Reading for silences is also an important task, as what is left out from a cookbook often reveals details that were so commonly known they needn’t be recorded. At the same time, reading historic cookbooks results in many presentist giggles over apple-less apple pies, cakes that call for thirty eggs and fifteen egg whites, batters to be vigorously beaten for two or three hours (#armsofsteel), and vegetables to be boiled for a full hour, if they’re included on the menu at all.

Although Wheaton developed her structured approach for studying the cookbooks of the past, I find it a marvelously useful technique for interpreting more contemporary texts, yes, including ones written for American dudes in recent years.

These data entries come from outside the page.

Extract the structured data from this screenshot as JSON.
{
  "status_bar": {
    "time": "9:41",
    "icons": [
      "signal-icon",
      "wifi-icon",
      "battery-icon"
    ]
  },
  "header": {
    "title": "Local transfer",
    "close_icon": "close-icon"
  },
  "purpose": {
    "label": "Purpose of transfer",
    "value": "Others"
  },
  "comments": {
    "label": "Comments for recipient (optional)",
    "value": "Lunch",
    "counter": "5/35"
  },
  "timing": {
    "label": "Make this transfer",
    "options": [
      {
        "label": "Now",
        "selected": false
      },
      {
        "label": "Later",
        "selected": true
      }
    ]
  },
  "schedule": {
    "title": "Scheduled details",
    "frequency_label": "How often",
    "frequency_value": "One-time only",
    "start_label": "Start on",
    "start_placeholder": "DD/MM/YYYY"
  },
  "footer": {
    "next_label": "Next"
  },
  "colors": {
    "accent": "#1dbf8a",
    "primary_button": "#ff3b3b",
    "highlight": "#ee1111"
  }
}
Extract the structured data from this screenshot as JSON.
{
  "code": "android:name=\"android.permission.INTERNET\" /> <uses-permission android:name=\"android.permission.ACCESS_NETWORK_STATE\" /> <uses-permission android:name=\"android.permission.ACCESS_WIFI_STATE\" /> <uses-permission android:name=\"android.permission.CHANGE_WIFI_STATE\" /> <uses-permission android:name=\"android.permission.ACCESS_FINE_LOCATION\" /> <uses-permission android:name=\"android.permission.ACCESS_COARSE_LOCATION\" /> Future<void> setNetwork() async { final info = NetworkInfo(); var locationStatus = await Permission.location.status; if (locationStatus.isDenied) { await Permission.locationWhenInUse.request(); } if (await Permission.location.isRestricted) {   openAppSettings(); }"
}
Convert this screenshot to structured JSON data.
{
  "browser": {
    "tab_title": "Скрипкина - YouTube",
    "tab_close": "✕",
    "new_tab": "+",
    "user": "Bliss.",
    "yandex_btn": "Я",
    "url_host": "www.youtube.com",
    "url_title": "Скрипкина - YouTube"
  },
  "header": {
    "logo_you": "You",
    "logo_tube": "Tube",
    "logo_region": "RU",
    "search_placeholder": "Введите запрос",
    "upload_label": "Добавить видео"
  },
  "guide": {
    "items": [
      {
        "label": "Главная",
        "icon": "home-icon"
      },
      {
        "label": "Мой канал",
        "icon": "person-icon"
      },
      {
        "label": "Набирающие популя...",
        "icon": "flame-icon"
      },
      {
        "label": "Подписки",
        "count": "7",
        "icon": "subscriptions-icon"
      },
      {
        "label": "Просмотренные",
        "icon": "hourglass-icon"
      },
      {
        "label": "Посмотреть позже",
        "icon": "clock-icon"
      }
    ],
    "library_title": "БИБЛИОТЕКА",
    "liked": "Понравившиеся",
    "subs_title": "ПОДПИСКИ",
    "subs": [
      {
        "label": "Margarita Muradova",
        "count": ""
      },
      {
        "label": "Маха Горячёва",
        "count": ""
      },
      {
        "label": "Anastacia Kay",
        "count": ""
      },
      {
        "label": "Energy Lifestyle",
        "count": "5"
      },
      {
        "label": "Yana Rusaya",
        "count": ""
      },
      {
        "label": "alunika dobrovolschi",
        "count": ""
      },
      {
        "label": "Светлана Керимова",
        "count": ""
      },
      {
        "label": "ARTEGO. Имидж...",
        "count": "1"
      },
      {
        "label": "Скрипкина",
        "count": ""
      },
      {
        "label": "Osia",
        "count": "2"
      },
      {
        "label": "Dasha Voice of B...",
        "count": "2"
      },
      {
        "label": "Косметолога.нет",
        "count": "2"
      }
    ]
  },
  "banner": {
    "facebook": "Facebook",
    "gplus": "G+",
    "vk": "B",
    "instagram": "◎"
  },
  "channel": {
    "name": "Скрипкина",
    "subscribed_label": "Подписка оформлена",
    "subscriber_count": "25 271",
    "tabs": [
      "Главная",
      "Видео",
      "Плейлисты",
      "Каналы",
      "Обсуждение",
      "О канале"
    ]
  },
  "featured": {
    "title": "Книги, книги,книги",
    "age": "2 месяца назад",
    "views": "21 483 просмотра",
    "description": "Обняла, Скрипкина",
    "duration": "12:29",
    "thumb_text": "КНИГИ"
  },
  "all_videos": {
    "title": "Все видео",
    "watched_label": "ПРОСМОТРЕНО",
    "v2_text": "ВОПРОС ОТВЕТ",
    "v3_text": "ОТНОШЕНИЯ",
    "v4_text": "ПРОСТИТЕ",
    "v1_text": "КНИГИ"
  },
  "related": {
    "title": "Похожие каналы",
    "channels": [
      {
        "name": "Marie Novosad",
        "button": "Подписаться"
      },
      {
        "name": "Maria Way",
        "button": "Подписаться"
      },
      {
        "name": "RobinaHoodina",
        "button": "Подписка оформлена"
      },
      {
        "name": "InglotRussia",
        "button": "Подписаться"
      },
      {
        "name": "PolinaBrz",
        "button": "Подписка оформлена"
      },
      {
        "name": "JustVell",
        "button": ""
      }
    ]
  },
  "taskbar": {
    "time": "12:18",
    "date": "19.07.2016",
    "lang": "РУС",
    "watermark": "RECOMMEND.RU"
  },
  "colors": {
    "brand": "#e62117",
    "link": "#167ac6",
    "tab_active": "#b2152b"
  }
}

Emily J.H. Contois is Assistant Professor of Media Studies at the University of Tulsa. Her research explores the connections between food, the body, health, and identities in the everyday American experience and popular culture and has been published in Gastronomica: The Journal of Critical Food Studies, Fat Studies: An Interdisciplinary Journal of Body Weight and Society, and Feminist Media Studies, among others. She received her PhD in American Studies from Brown University and holds three master’s degrees: an MA in American Studies from Brown University, an MLA in Gastronomy from Boston University, and an MPH focused in Public Health Nutrition from University of California, Berkeley. She writes for Nursing Clio, blogs at emilycontois.com, and can be found on social media at @emilycontois.